The beast is roaring and showing its teeth and has its left front paw raised on a sphere

Size 9 x 9 x 8.5 cm

Weight 905 gr.

The Medici lions are a pair of marble sculptures of lions: one of which is Roman, dating to the 2nd century AD, and the other a 16th-century pendant. Both were by 1598 placed at the Villa Medici, Rome. Since 1789 they have been displayed at the Loggia dei Lanzi in Florence. The sculptures depict standing male lions with a sphere or ball under one paw, looking to the side.

The first lion originates from a 2nd-century marble that was first mentioned in 1594, by the sculptor Flaminio Vacca, by which time it was already in the collection of Ferdinando; Vacca reported that it had been found in the via Prenestina, outside Porta San Lorenzo. According to Vacca, the lion had been a relief, which was carved free of its background and reworked by "Giovanni Sciarano" or Giovanni di Scherano Fancelli, of whom little is now known.

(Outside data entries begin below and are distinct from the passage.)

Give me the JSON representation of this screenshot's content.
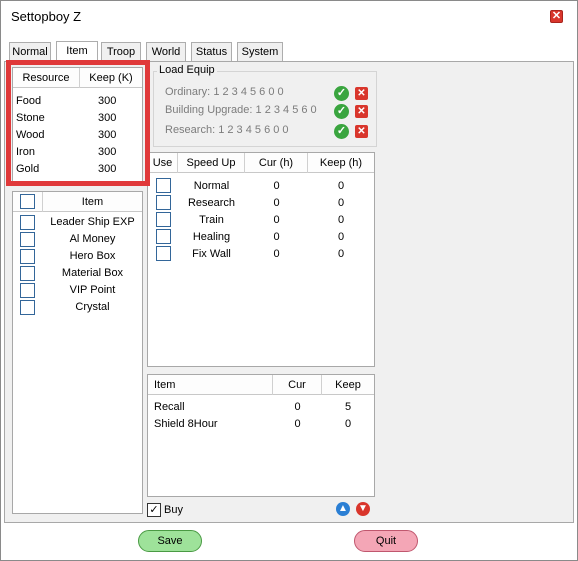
{
  "window": {
    "title": "Settopboy Z"
  },
  "tabs": [
    {
      "label": "Normal"
    },
    {
      "label": "Item"
    },
    {
      "label": "Troop"
    },
    {
      "label": "World"
    },
    {
      "label": "Status"
    },
    {
      "label": "System"
    }
  ],
  "active_tab": "Item",
  "resource_table": {
    "headers": [
      "Resource",
      "Keep (K)"
    ],
    "rows": [
      {
        "resource": "Food",
        "keep": "300"
      },
      {
        "resource": "Stone",
        "keep": "300"
      },
      {
        "resource": "Wood",
        "keep": "300"
      },
      {
        "resource": "Iron",
        "keep": "300"
      },
      {
        "resource": "Gold",
        "keep": "300"
      }
    ]
  },
  "item_list": {
    "header": "Item",
    "rows": [
      {
        "label": "Leader Ship EXP"
      },
      {
        "label": "Al Money"
      },
      {
        "label": "Hero Box"
      },
      {
        "label": "Material Box"
      },
      {
        "label": "VIP Point"
      },
      {
        "label": "Crystal"
      }
    ]
  },
  "load_equip": {
    "title": "Load Equip",
    "rows": [
      {
        "label": "Ordinary:",
        "value": "1 2 3 4 5 6 0 0"
      },
      {
        "label": "Building Upgrade:",
        "value": "1 2 3 4 5 6 0"
      },
      {
        "label": "Research:",
        "value": "1 2 3 4 5 6 0 0"
      }
    ]
  },
  "speedup_table": {
    "headers": [
      "Use",
      "Speed Up",
      "Cur (h)",
      "Keep (h)"
    ],
    "rows": [
      {
        "name": "Normal",
        "cur": "0",
        "keep": "0"
      },
      {
        "name": "Research",
        "cur": "0",
        "keep": "0"
      },
      {
        "name": "Train",
        "cur": "0",
        "keep": "0"
      },
      {
        "name": "Healing",
        "cur": "0",
        "keep": "0"
      },
      {
        "name": "Fix Wall",
        "cur": "0",
        "keep": "0"
      }
    ]
  },
  "items_table": {
    "headers": [
      "Item",
      "Cur",
      "Keep"
    ],
    "rows": [
      {
        "name": "Recall",
        "cur": "0",
        "keep": "5"
      },
      {
        "name": "Shield 8Hour",
        "cur": "0",
        "keep": "0"
      }
    ]
  },
  "buy": {
    "label": "Buy",
    "checked": true
  },
  "buttons": {
    "save": "Save",
    "quit": "Quit"
  },
  "colors": {
    "highlight_red": "#e0393a",
    "save_green": "#9ee29a",
    "quit_pink": "#f4a6b6",
    "ok_green": "#3aa53f",
    "delete_red": "#d9362c",
    "up_blue": "#2b7fd4",
    "down_red": "#d9362c"
  },
  "icons": {
    "close": "close-icon",
    "ok": "check-icon",
    "delete": "x-icon",
    "up": "arrow-up-icon",
    "down": "arrow-down-icon"
  }
}
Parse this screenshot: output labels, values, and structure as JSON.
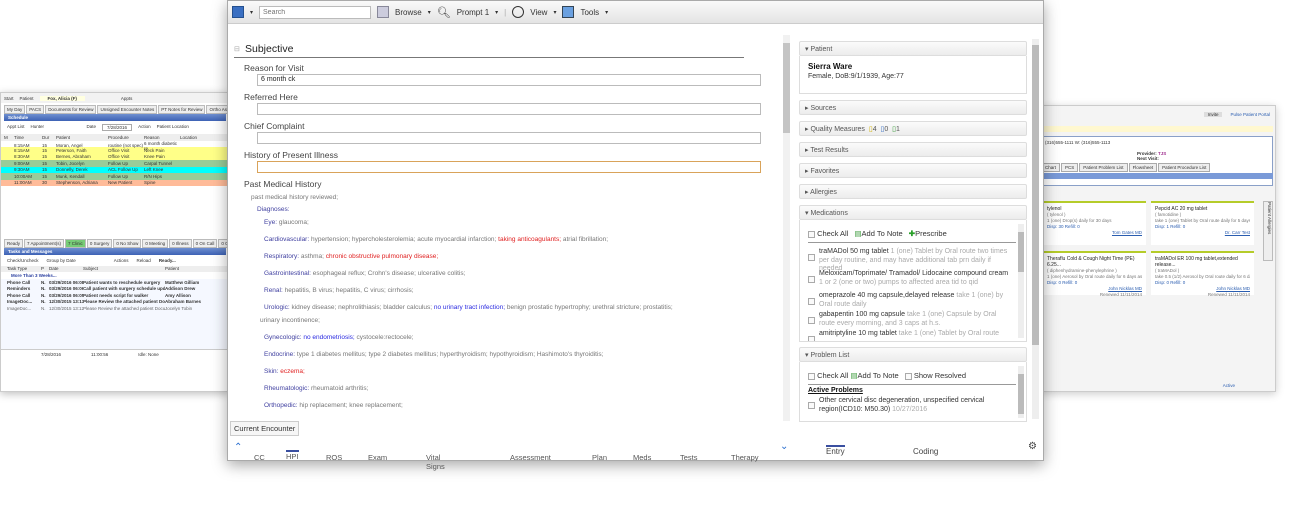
{
  "left_window": {
    "patient_label": "Patient",
    "patient": "Fox, Alicia (F)",
    "start": "Start",
    "appts": "Appts",
    "tabs": [
      "My Day",
      "PACS",
      "Documents for Review",
      "Unsigned Encounter Notes",
      "PT Notes for Review",
      "Ortho Associations",
      "MU"
    ],
    "schedule_title": "Schedule",
    "appt_list_label": "Appt List",
    "appt_list": "Hunter",
    "date_label": "Date",
    "date": "7/28/2016",
    "action": "Action",
    "patient_location": "Patient Location",
    "columns": [
      "M",
      "Time",
      "Dur",
      "Patient",
      "Procedure",
      "Reason",
      "Location"
    ],
    "rows": [
      {
        "time": "8:15AM",
        "dur": "15",
        "patient": "Moran, Angel",
        "proc": "routine (not spec)",
        "reason": "6 month diabetic re",
        "color": "#ffffff"
      },
      {
        "time": "8:15AM",
        "dur": "15",
        "patient": "Peterson, Faith",
        "proc": "Office Visit",
        "reason": "Neck Pain",
        "color": "#ffff88"
      },
      {
        "time": "8:30AM",
        "dur": "15",
        "patient": "Bernes, Abraham",
        "proc": "Office Visit",
        "reason": "Knee Pain",
        "color": "#ffff88"
      },
      {
        "time": "9:00AM",
        "dur": "15",
        "patient": "Tobin, Jocelyn",
        "proc": "Follow Up",
        "reason": "Carpal Tunnel",
        "color": "#99cc99"
      },
      {
        "time": "9:30AM",
        "dur": "15",
        "patient": "Donnelly, Derek",
        "proc": "ACL Follow Up",
        "reason": "Left Knee",
        "color": "#00ffff"
      },
      {
        "time": "10:00AM",
        "dur": "15",
        "patient": "Munk, Kendall",
        "proc": "Follow Up",
        "reason": "R/N Hips",
        "color": "#99cc99"
      },
      {
        "time": "11:00AM",
        "dur": "30",
        "patient": "Stephenson, Adriana",
        "proc": "New Patient",
        "reason": "Spine",
        "color": "#ffbb99"
      }
    ],
    "status_tabs": [
      "Ready",
      "7 Appointment(s)",
      "7 Clinic",
      "0 Surgery",
      "0 No Show",
      "0 Meeting",
      "0 Illness",
      "0 On Call",
      "0 Out of Office"
    ],
    "tasks_title": "Tasks and Messages",
    "check_uncheck": "Check/Uncheck",
    "group_by": "Group by Date",
    "actions": "Actions",
    "reload": "Reload",
    "ready": "Ready...",
    "task_columns": [
      "Task Type",
      "P",
      "Date",
      "Subject",
      "Patient"
    ],
    "more_than": "More Than 3 Weeks...",
    "tasks": [
      {
        "type": "Phone Call",
        "p": "N.",
        "date": "03/29/2016 06:08",
        "subject": "Patient wants to reschedule surgery",
        "patient": "Matthew Gilliam"
      },
      {
        "type": "Reminders",
        "p": "N.",
        "date": "03/29/2016 06:06",
        "subject": "Call patient with surgery schedule update",
        "patient": "Addison Drew"
      },
      {
        "type": "Phone Call",
        "p": "N.",
        "date": "03/29/2016 06:05",
        "subject": "Patient needs script for walker",
        "patient": "Amy Allison"
      },
      {
        "type": "ImageDoc...",
        "p": "N.",
        "date": "12/30/2015 13:13",
        "subject": "Please Review the attached patient Document",
        "patient": "Abraham Barnes"
      },
      {
        "type": "ImageDoc...",
        "p": "N.",
        "date": "12/30/2015 13:12",
        "subject": "Please Review the attached patient Document",
        "patient": "Jocelyn Tobin"
      }
    ],
    "footer": [
      "7/28/2016",
      "11:00:56",
      "Idle: None"
    ]
  },
  "right_window": {
    "invite": "Invite",
    "portal": "Pulse Patient Portal",
    "phone": "(316)555-1111  W: (316)555-1113",
    "provider_label": "Provider:",
    "provider": "TJS",
    "next_visit_label": "Next Visit:",
    "tabs": [
      "Chart",
      "PCS",
      "Patient Problem List",
      "Flowsheet",
      "Patient Procedure List"
    ],
    "side_tab": "Patient Allergies",
    "cards": [
      {
        "name": "tylenol",
        "generic": "( tylenol )",
        "sig": "1 (one) Drop(s) daily for 30 days",
        "disp": "Disp: 30  Refill: 0",
        "by": "Tom Gates MD"
      },
      {
        "name": "Pepcid AC 20 mg tablet",
        "generic": "( famotidine )",
        "sig": "take 1 (one) Tablet by Oral route daily for 5 days",
        "disp": "Disp: 1  Refill: 0",
        "by": "Dr. Carr Test"
      },
      {
        "name": "Theraflu Cold & Cough Night Time (PE) 6.25...",
        "generic": "( diphenhydramine-phenylephrine )",
        "sig": "1 (one) Aerosol by Oral route daily for 6 days  as needed",
        "disp": "Disp: 0  Refill: 0",
        "by": "John Nicklas MD",
        "renewed": "Renewed 11/11/2014"
      },
      {
        "name": "traMADol ER 100 mg tablet,extended release...",
        "generic": "( traMADol )",
        "sig": "take 0.5 (1/2) Aerosol by Oral route daily for 6 days  as...",
        "disp": "Disp: 0  Refill: 0",
        "by": "John Nicklas MD",
        "renewed": "Renewed 11/11/2014"
      }
    ],
    "active": "Active"
  },
  "toolbar": {
    "search_placeholder": "Search",
    "browse": "Browse",
    "prompt": "Prompt 1",
    "view": "View",
    "tools": "Tools"
  },
  "note": {
    "section": "Subjective",
    "fields": [
      {
        "label": "Reason for Visit",
        "value": "6 month ck"
      },
      {
        "label": "Referred Here",
        "value": ""
      },
      {
        "label": "Chief Complaint",
        "value": ""
      },
      {
        "label": "History of Present Illness",
        "value": ""
      }
    ],
    "pmh_label": "Past Medical History",
    "pmh_reviewed": "past medical history reviewed;",
    "diagnoses_label": "Diagnoses:",
    "diagnoses": [
      {
        "label": "Eye:",
        "items": [
          {
            "t": "glaucoma;",
            "c": "n"
          }
        ]
      },
      {
        "label": "Cardiovascular:",
        "items": [
          {
            "t": "hypertension;",
            "c": "n"
          },
          {
            "t": "hypercholesterolemia;",
            "c": "n"
          },
          {
            "t": "acute myocardial infarction;",
            "c": "n"
          },
          {
            "t": "taking anticoagulants;",
            "c": "r"
          },
          {
            "t": "atrial fibrillation;",
            "c": "n"
          }
        ]
      },
      {
        "label": "Respiratory:",
        "items": [
          {
            "t": "asthma;",
            "c": "n"
          },
          {
            "t": "chronic obstructive pulmonary disease;",
            "c": "r"
          }
        ]
      },
      {
        "label": "Gastrointestinal:",
        "items": [
          {
            "t": "esophageal reflux;",
            "c": "n"
          },
          {
            "t": "Crohn's disease;",
            "c": "n"
          },
          {
            "t": "ulcerative colitis;",
            "c": "n"
          }
        ]
      },
      {
        "label": "Renal:",
        "items": [
          {
            "t": "hepatitis, B virus;",
            "c": "n"
          },
          {
            "t": "hepatitis, C virus;",
            "c": "n"
          },
          {
            "t": "cirrhosis;",
            "c": "n"
          }
        ]
      },
      {
        "label": "Urologic:",
        "items": [
          {
            "t": "kidney disease;",
            "c": "n"
          },
          {
            "t": "nephrolithiasis;",
            "c": "n"
          },
          {
            "t": "bladder calculus;",
            "c": "n"
          },
          {
            "t": "no urinary tract infection;",
            "c": "b"
          },
          {
            "t": "benign prostatic hypertrophy;",
            "c": "n"
          },
          {
            "t": "urethral stricture;",
            "c": "n"
          },
          {
            "t": "prostatitis;",
            "c": "n"
          }
        ],
        "wrap": "urinary incontinence;"
      },
      {
        "label": "Gynecologic:",
        "items": [
          {
            "t": "no endometriosis;",
            "c": "b"
          },
          {
            "t": "cystocele:rectocele;",
            "c": "n"
          }
        ]
      },
      {
        "label": "Endocrine:",
        "items": [
          {
            "t": "type 1 diabetes mellitus;",
            "c": "n"
          },
          {
            "t": "type 2 diabetes mellitus;",
            "c": "n"
          },
          {
            "t": "hyperthyroidism;",
            "c": "n"
          },
          {
            "t": "hypothyroidism;",
            "c": "n"
          },
          {
            "t": "Hashimoto's thyroiditis;",
            "c": "n"
          }
        ]
      },
      {
        "label": "Skin:",
        "items": [
          {
            "t": "eczema;",
            "c": "r"
          }
        ]
      },
      {
        "label": "Rheumatologic:",
        "items": [
          {
            "t": "rheumatoid arthritis;",
            "c": "n"
          }
        ]
      },
      {
        "label": "Orthopedic:",
        "items": [
          {
            "t": "hip replacement;",
            "c": "n"
          },
          {
            "t": "knee replacement;",
            "c": "n"
          }
        ]
      }
    ],
    "current_encounter": "Current Encounter",
    "nav": [
      "CC",
      "HPI",
      "ROS",
      "Exam",
      "Vital Signs",
      "Assessment",
      "Plan",
      "Meds",
      "Tests",
      "Therapy"
    ]
  },
  "sidebar": {
    "patient_header": "Patient",
    "patient_name": "Sierra Ware",
    "patient_info": "Female, DoB:9/1/1939, Age:77",
    "sources": "Sources",
    "quality_measures": "Quality Measures",
    "qm_counts": [
      "4",
      "0",
      "1"
    ],
    "test_results": "Test Results",
    "favorites": "Favorites",
    "allergies": "Allergies",
    "medications": "Medications",
    "check_all": "Check All",
    "add_to_note": "Add To Note",
    "prescribe": "Prescribe",
    "meds": [
      {
        "name": "traMADol 50 mg tablet",
        "sig": "1 (one) Tablet by Oral route two times per day routine, and may have additional tab prn daily if needed"
      },
      {
        "name": "Meloxicam/Toprimate/ Tramadol/ Lidocaine compound cream",
        "sig": "1 or 2 (one or two) pumps to affected area tid to qid"
      },
      {
        "name": "omeprazole 40 mg capsule,delayed release",
        "sig": "take 1 (one) by Oral route daily"
      },
      {
        "name": "gabapentin 100 mg capsule",
        "sig": "take 1 (one) Capsule by Oral route every morning, and 3 caps at h.s."
      },
      {
        "name": "amitriptyline 10 mg tablet",
        "sig": "take 1 (one) Tablet by Oral route"
      }
    ],
    "problem_list": "Problem List",
    "show_resolved": "Show Resolved",
    "active_problems": "Active Problems",
    "problems": [
      {
        "name": "Other cervical disc degeneration, unspecified cervical region(ICD10: M50.30)",
        "date": "10/27/2016"
      }
    ],
    "bottom_tabs": [
      "Entry",
      "Coding"
    ]
  }
}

The second was made and signed by Vacca, also in marble, as a pendant to the ancient sculpture at a date variously reported as between 1594 and 1598 or between 1570 and 1590. The pair were in place at the Loggia dei Leoni in 1598 The pendant was made from a capital that had come from the Temple of Jupiter Optimus Maximus.

Copies of the Medici lions have been made and publicly installed in over 30 other locations, and smaller versions made in a variety of media; Medici lion has become the term for the type.